Read through the data and report every line in which the word "date" occurs.
------ Given information
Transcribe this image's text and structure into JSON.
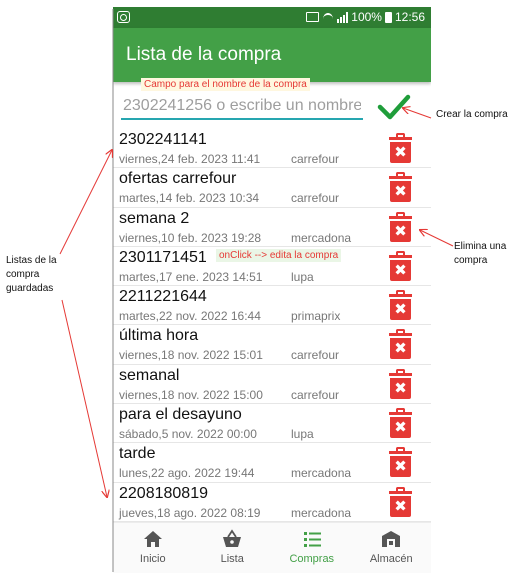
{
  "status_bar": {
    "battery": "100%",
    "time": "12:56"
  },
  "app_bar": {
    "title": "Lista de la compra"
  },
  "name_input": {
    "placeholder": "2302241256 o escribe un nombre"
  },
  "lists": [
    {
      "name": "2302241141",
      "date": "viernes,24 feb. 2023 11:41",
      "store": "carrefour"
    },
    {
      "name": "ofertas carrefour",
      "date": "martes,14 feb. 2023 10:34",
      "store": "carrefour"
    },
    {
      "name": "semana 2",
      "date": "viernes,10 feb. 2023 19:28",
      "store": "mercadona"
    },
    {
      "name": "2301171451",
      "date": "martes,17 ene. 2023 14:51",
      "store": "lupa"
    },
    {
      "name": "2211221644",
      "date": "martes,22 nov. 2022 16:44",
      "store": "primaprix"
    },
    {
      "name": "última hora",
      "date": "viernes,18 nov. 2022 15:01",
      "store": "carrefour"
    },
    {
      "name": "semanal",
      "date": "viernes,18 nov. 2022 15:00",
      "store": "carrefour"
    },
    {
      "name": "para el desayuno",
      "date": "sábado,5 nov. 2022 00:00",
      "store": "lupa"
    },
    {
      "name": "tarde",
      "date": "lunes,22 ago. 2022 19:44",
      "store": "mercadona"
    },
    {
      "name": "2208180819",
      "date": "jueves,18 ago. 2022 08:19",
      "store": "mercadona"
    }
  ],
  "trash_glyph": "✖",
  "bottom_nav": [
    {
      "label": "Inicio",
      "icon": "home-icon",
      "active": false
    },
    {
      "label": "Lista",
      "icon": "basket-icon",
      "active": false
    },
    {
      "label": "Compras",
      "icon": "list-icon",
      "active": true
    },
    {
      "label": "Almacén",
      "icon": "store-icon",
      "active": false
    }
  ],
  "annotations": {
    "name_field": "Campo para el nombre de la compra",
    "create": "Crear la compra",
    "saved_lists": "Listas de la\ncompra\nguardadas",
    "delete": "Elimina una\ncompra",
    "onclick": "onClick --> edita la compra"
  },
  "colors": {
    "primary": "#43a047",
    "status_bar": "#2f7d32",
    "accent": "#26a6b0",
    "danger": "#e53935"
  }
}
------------
■ Solution:
      "date": "viernes,24 feb. 2023 11:41",
      "date": "martes,14 feb. 2023 10:34",
      "date": "viernes,10 feb. 2023 19:28",
      "date": "martes,17 ene. 2023 14:51",
      "date": "martes,22 nov. 2022 16:44",
      "date": "viernes,18 nov. 2022 15:01",
      "date": "viernes,18 nov. 2022 15:00",
      "date": "sábado,5 nov. 2022 00:00",
      "date": "lunes,22 ago. 2022 19:44",
      "date": "jueves,18 ago. 2022 08:19",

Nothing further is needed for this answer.